Continuing our series to introduce you to the amazing individuals within OS and showcase the variety of work we do, meet Lisa Allen. While Lisa is relatively new to OS, she has already made her mark. Here, she gives us an insight into her role in the OS Data Office and how she gives our data a voice…
How long have you worked for OS?
I am a newcomer to OS as I started in April this year. Before I joined I worked across Government on projects such as the Defra Open Data challenge and preparation for the Data Protection Act 2018.
What is your role?
I am the Head of Data Management and Requirements. Being part of the new data office and working for OS’s first Chief Data Officer Caroline Bellamy was an exciting prospect I could not turn down!

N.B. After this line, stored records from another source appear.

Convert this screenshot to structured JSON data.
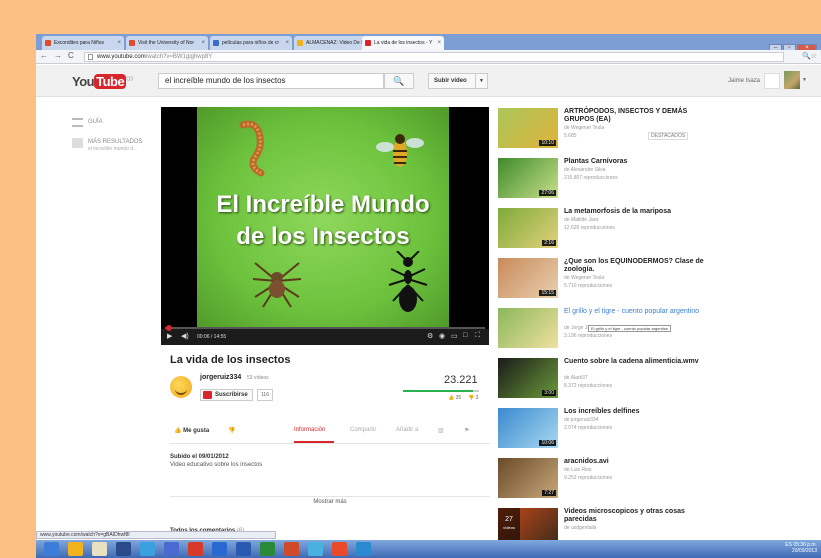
{
  "browser": {
    "tabs": [
      {
        "label": "Escondites para Niños",
        "color": "#e04b2a"
      },
      {
        "label": "Visit the University of Nor",
        "color": "#e04b2a"
      },
      {
        "label": "películas para niños de cr",
        "color": "#3b6cc9"
      },
      {
        "label": "ALMACENAZ: Video De I",
        "color": "#f2b21b"
      },
      {
        "label": "La vida de los insectos - Y",
        "color": "#d8262d"
      }
    ],
    "url_host": "www.youtube.com",
    "url_path": "/watch?v=BW1gqjhwp8Y",
    "status_url": "www.youtube.com/watch?v=gBAIDhwf8I"
  },
  "header": {
    "logo_you": "You",
    "logo_tube": "Tube",
    "logo_suffix": "CO",
    "search_value": "el increíble mundo de los insectos",
    "search_icon": "🔍",
    "upload_label": "Subir vídeo",
    "username": "Jaime Isaza"
  },
  "guide": {
    "guide_label": "GUÍA",
    "more_results_label": "MÁS RESULTADOS",
    "more_results_sub": "el increíble mundo d..."
  },
  "player": {
    "title_line1": "El Increíble Mundo",
    "title_line2": "de los Insectos",
    "time": "00:06 / 14:55",
    "progress": 0.01
  },
  "video": {
    "title": "La vida de los insectos",
    "channel": "jorgeruiz334",
    "channel_videos": "53 vídeos",
    "subscribe_label": "Suscribirse",
    "subscriber_count": "116",
    "views": "23.221",
    "likes": "35",
    "dislikes": "3",
    "like_ratio": 0.92,
    "like_label": "Me gusta",
    "tabs": [
      "Información",
      "Compartir",
      "Añadir a"
    ],
    "published": "Subido el 09/01/2012",
    "description": "Video educativo sobre los insectos",
    "show_more": "Mostrar más",
    "comments_label": "Todos los comentarios",
    "comments_count": "(6)"
  },
  "related": [
    {
      "title": "ARTRÓPODOS, INSECTOS Y DEMÁS GRUPOS (EA)",
      "by": "de Wegener Tesla",
      "views": "5.685",
      "duration": "10:10",
      "badge": "DESTACADOS",
      "colors": [
        "#a9c65a",
        "#e0b33a"
      ]
    },
    {
      "title": "Plantas Carnívoras",
      "by": "de Alexandre Silva",
      "views": "215.807 reproducciones",
      "duration": "27:06",
      "colors": [
        "#3e8a2a",
        "#c8e08a"
      ]
    },
    {
      "title": "La metamorfosis de la mariposa",
      "by": "de Matilde Jara",
      "views": "12.626 reproducciones",
      "duration": "2:16",
      "colors": [
        "#7eaa3a",
        "#e2d27a"
      ]
    },
    {
      "title": "¿Que son los EQUINODERMOS? Clase de zoología.",
      "by": "de Wegener Tesla",
      "views": "5.710 reproducciones",
      "duration": "15:15",
      "colors": [
        "#c98a5a",
        "#e8d0b0"
      ]
    },
    {
      "title": "El grillo y el tigre - cuento popular argentino",
      "by": "de Jorge Jaluff",
      "views": "3.196 reproducciones",
      "duration": "",
      "tooltip": "El grillo y el tigre - cuento popular argentino",
      "colors": [
        "#8ab85a",
        "#f0e0a0"
      ]
    },
    {
      "title": "Cuento sobre la cadena alimenticia.wmv",
      "by": "de Alark37",
      "views": "8.372 reproducciones",
      "duration": "3:00",
      "colors": [
        "#1a1a1a",
        "#6a9a3a"
      ]
    },
    {
      "title": "Los increíbles delfines",
      "by": "de jorgeruiz334",
      "views": "2.074 reproducciones",
      "duration": "10:06",
      "colors": [
        "#3a8ad0",
        "#a8d8f0"
      ]
    },
    {
      "title": "aracnidos.avi",
      "by": "de Luis Rios",
      "views": "9.252 reproducciones",
      "duration": "7:27",
      "colors": [
        "#6a4a2a",
        "#c8a878"
      ]
    },
    {
      "title": "Videos microscopicos y otras cosas parecidas",
      "by": "de usdgentails",
      "views": "",
      "duration": "",
      "playlist_count": "27",
      "playlist_label": "vídeos",
      "colors": [
        "#c84a1a",
        "#3a2a1a"
      ]
    }
  ],
  "taskbar": {
    "time": "05:36 p.m.",
    "date": "20/09/2013",
    "lang": "ES",
    "apps": [
      "#3b7dd8",
      "#f2b21b",
      "#e8e0c0",
      "#2a4a8a",
      "#3ba0e0",
      "#4a6ad0",
      "#d83a2a",
      "#2a6ad0",
      "#2a5ab0",
      "#2a8a3a",
      "#d04a2a",
      "#4ab0e0",
      "#e84a2a",
      "#2a8ad0"
    ]
  }
}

Can you describe your work within the data office?
I give the voice to the data, making sure any of the work we do gives the users the data they need. My team are akin to data planners as they translate the user requirements into data requirements. This makes sure that what we collect or create delivers for the user. For example, if a user requests data on building access, we will ask questions about the type of access (is it for wheelchairs, cars, fire exits etc.). By asking questions we narrow down exactly what is needed. The importance of our work can’t be underestimated; we are a fundamental first step for any data project saving time and money. By doing the upfront thinking we give users what they need. This means we are involved in lots of discussions.
What are you working on right now?
My team and I are working on the OS Geospatial Data Discoverability project. This is part of the Geospatial Commission’s work to unlock the value of geospatial data. We are working across what’s called the Geo6; the six organisations stated in the Digital Land Review. Alongside ourselves, the other five organisations are the British Geological Survey, Valuation Office, Coal Authority, UK Hydrographic Office and Land Registry.
Together, we are working to improve the discoverability of data from our organisations. This project aims to make it simpler for various data sets, across different organisations, to be found, accessed and shared quickly and easily. This is important to support users both in the Geo6 and those externally to create new insight and innovation.
What is your favourite part of your job?
While I have many favourites, if I had to narrow it down I would say the people and the data. I work with amazing people both internally and externally. Their enthusiasm is infectious, and their knowledge is unsurpassed.
The data we hold in OS is fundamental to the UK. Everything happens somewhere, so it is vital our data meets the needs of our many varied users. From our military history where we collected data for maps to now where that data must be fit for such things as data analysis, our evolution is fascinating. This makes it a very exciting place to work.
What is your OS highlight?
I’ve not been at OS very long, but I’ve already given my first presentation to other data professionals about our work. It was amazing to see so many people engage with location data and realise how it has played such an important part in the UK’s past and how it will continue to do so.
What are you excited to work on (or continue working on) in the future?
I’d have to say the Geo6 Data Discoverability project. It is excellent to collaborate and see what value we can unlock by working together. We are working in the open as we want to tap into the many users and technical people who have views on our work. If you want to know what we are up to, follow us on Twitter and check for tweets under #Geo6.